▶ _REQUIREMENT_
Please provide the entries below again, word for word.

Component data from apps and pages

'''

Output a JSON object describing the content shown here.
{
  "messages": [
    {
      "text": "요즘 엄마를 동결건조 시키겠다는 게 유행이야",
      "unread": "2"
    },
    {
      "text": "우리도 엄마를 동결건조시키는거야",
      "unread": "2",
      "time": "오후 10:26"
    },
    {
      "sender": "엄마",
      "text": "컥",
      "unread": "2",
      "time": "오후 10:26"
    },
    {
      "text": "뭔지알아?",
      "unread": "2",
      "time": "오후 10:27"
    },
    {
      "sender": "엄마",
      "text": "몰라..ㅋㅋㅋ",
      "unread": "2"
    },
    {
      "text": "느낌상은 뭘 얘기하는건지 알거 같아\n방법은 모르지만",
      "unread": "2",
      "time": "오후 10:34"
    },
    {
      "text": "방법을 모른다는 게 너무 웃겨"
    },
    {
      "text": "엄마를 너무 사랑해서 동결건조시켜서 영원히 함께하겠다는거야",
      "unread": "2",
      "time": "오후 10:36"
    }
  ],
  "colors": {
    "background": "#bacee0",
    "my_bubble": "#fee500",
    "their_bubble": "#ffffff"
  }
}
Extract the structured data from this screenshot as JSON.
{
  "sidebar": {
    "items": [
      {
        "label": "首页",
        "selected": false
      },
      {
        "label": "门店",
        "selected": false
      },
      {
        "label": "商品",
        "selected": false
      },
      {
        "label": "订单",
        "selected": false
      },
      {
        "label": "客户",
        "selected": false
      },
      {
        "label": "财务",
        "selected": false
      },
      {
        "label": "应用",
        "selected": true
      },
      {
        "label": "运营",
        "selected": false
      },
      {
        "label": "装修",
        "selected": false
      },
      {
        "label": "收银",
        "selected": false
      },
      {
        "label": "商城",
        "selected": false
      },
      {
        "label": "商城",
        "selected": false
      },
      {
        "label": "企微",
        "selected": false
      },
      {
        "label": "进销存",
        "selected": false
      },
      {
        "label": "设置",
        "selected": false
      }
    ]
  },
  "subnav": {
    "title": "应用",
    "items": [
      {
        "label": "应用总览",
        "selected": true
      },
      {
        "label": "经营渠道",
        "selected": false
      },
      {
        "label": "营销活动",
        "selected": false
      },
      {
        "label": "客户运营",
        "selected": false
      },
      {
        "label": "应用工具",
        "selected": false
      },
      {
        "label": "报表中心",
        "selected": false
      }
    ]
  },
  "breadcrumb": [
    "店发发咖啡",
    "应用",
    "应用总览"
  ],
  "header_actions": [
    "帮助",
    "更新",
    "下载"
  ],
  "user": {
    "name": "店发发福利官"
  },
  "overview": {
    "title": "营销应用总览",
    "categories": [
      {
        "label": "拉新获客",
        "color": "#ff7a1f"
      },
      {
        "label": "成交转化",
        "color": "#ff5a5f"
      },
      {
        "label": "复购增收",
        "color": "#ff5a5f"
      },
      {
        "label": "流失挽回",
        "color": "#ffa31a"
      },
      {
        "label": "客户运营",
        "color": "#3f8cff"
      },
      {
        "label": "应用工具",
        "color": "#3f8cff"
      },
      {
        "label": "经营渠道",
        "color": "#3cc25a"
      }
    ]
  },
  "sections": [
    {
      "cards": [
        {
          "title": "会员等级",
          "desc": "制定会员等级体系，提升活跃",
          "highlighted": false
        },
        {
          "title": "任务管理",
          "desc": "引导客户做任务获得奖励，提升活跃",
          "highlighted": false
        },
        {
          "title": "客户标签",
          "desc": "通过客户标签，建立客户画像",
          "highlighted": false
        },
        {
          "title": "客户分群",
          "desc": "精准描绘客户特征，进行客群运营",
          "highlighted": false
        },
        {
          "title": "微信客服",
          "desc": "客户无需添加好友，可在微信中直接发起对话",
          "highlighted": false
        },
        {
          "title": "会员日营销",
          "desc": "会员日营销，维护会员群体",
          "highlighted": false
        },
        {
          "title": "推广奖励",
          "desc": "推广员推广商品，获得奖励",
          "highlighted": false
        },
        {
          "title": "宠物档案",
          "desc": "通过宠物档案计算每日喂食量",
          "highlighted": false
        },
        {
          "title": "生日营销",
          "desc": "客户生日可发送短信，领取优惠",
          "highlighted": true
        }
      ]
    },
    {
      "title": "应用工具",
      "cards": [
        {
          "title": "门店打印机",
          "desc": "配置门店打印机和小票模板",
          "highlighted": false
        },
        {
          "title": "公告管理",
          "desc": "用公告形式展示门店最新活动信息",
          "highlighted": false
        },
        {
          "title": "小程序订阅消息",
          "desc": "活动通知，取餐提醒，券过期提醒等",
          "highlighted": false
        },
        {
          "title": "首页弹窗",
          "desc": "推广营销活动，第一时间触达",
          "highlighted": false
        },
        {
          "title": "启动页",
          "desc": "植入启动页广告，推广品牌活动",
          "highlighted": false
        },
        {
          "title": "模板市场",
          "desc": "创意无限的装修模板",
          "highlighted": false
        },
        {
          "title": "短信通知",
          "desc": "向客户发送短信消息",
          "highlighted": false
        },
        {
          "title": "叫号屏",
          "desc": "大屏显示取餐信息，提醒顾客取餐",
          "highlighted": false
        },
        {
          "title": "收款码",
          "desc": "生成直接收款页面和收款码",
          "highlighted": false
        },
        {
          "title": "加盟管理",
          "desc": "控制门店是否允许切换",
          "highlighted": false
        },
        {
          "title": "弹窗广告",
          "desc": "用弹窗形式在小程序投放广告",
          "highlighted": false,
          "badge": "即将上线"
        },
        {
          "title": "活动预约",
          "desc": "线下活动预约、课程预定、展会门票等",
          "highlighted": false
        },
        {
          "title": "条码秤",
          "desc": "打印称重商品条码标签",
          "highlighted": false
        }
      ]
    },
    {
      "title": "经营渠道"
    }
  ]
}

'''

▶ _RESPONSE TO THIS TASK_
Output a JSON object describing the content shown here.
{
  "messages": [
    {
      "text": "요즘 엄마를 동결건조 시키겠다는 게 유행이야",
      "unread": "2"
    },
    {
      "text": "우리도 엄마를 동결건조시키는거야",
      "unread": "2",
      "time": "오후 10:26"
    },
    {
      "sender": "엄마",
      "text": "컥",
      "unread": "2",
      "time": "오후 10:26"
    },
    {
      "text": "뭔지알아?",
      "unread": "2",
      "time": "오후 10:27"
    },
    {
      "sender": "엄마",
      "text": "몰라..ㅋㅋㅋ",
      "unread": "2"
    },
    {
      "text": "느낌상은 뭘 얘기하는건지 알거 같아\n방법은 모르지만",
      "unread": "2",
      "time": "오후 10:34"
    },
    {
      "text": "방법을 모른다는 게 너무 웃겨"
    },
    {
      "text": "엄마를 너무 사랑해서 동결건조시켜서 영원히 함께하겠다는거야",
      "unread": "2",
      "time": "오후 10:36"
    }
  ],
  "colors": {
    "background": "#bacee0",
    "my_bubble": "#fee500",
    "their_bubble": "#ffffff"
  }
}
Extract the structured data from this screenshot as JSON.
{
  "sidebar": {
    "items": [
      {
        "label": "首页",
        "selected": false
      },
      {
        "label": "门店",
        "selected": false
      },
      {
        "label": "商品",
        "selected": false
      },
      {
        "label": "订单",
        "selected": false
      },
      {
        "label": "客户",
        "selected": false
      },
      {
        "label": "财务",
        "selected": false
      },
      {
        "label": "应用",
        "selected": true
      },
      {
        "label": "运营",
        "selected": false
      },
      {
        "label": "装修",
        "selected": false
      },
      {
        "label": "收银",
        "selected": false
      },
      {
        "label": "商城",
        "selected": false
      },
      {
        "label": "商城",
        "selected": false
      },
      {
        "label": "企微",
        "selected": false
      },
      {
        "label": "进销存",
        "selected": false
      },
      {
        "label": "设置",
        "selected": false
      }
    ]
  },
  "subnav": {
    "title": "应用",
    "items": [
      {
        "label": "应用总览",
        "selected": true
      },
      {
        "label": "经营渠道",
        "selected": false
      },
      {
        "label": "营销活动",
        "selected": false
      },
      {
        "label": "客户运营",
        "selected": false
      },
      {
        "label": "应用工具",
        "selected": false
      },
      {
        "label": "报表中心",
        "selected": false
      }
    ]
  },
  "breadcrumb": [
    "店发发咖啡",
    "应用",
    "应用总览"
  ],
  "header_actions": [
    "帮助",
    "更新",
    "下载"
  ],
  "user": {
    "name": "店发发福利官"
  },
  "overview": {
    "title": "营销应用总览",
    "categories": [
      {
        "label": "拉新获客",
        "color": "#ff7a1f"
      },
      {
        "label": "成交转化",
        "color": "#ff5a5f"
      },
      {
        "label": "复购增收",
        "color": "#ff5a5f"
      },
      {
        "label": "流失挽回",
        "color": "#ffa31a"
      },
      {
        "label": "客户运营",
        "color": "#3f8cff"
      },
      {
        "label": "应用工具",
        "color": "#3f8cff"
      },
      {
        "label": "经营渠道",
        "color": "#3cc25a"
      }
    ]
  },
  "sections": [
    {
      "cards": [
        {
          "title": "会员等级",
          "desc": "制定会员等级体系，提升活跃",
          "highlighted": false
        },
        {
          "title": "任务管理",
          "desc": "引导客户做任务获得奖励，提升活跃",
          "highlighted": false
        },
        {
          "title": "客户标签",
          "desc": "通过客户标签，建立客户画像",
          "highlighted": false
        },
        {
          "title": "客户分群",
          "desc": "精准描绘客户特征，进行客群运营",
          "highlighted": false
        },
        {
          "title": "微信客服",
          "desc": "客户无需添加好友，可在微信中直接发起对话",
          "highlighted": false
        },
        {
          "title": "会员日营销",
          "desc": "会员日营销，维护会员群体",
          "highlighted": false
        },
        {
          "title": "推广奖励",
          "desc": "推广员推广商品，获得奖励",
          "highlighted": false
        },
        {
          "title": "宠物档案",
          "desc": "通过宠物档案计算每日喂食量",
          "highlighted": false
        },
        {
          "title": "生日营销",
          "desc": "客户生日可发送短信，领取优惠",
          "highlighted": true
        }
      ]
    },
    {
      "title": "应用工具",
      "cards": [
        {
          "title": "门店打印机",
          "desc": "配置门店打印机和小票模板",
          "highlighted": false
        },
        {
          "title": "公告管理",
          "desc": "用公告形式展示门店最新活动信息",
          "highlighted": false
        },
        {
          "title": "小程序订阅消息",
          "desc": "活动通知，取餐提醒，券过期提醒等",
          "highlighted": false
        },
        {
          "title": "首页弹窗",
          "desc": "推广营销活动，第一时间触达",
          "highlighted": false
        },
        {
          "title": "启动页",
          "desc": "植入启动页广告，推广品牌活动",
          "highlighted": false
        },
        {
          "title": "模板市场",
          "desc": "创意无限的装修模板",
          "highlighted": false
        },
        {
          "title": "短信通知",
          "desc": "向客户发送短信消息",
          "highlighted": false
        },
        {
          "title": "叫号屏",
          "desc": "大屏显示取餐信息，提醒顾客取餐",
          "highlighted": false
        },
        {
          "title": "收款码",
          "desc": "生成直接收款页面和收款码",
          "highlighted": false
        },
        {
          "title": "加盟管理",
          "desc": "控制门店是否允许切换",
          "highlighted": false
        },
        {
          "title": "弹窗广告",
          "desc": "用弹窗形式在小程序投放广告",
          "highlighted": false,
          "badge": "即将上线"
        },
        {
          "title": "活动预约",
          "desc": "线下活动预约、课程预定、展会门票等",
          "highlighted": false
        },
        {
          "title": "条码秤",
          "desc": "打印称重商品条码标签",
          "highlighted": false
        }
      ]
    },
    {
      "title": "经营渠道"
    }
  ]
}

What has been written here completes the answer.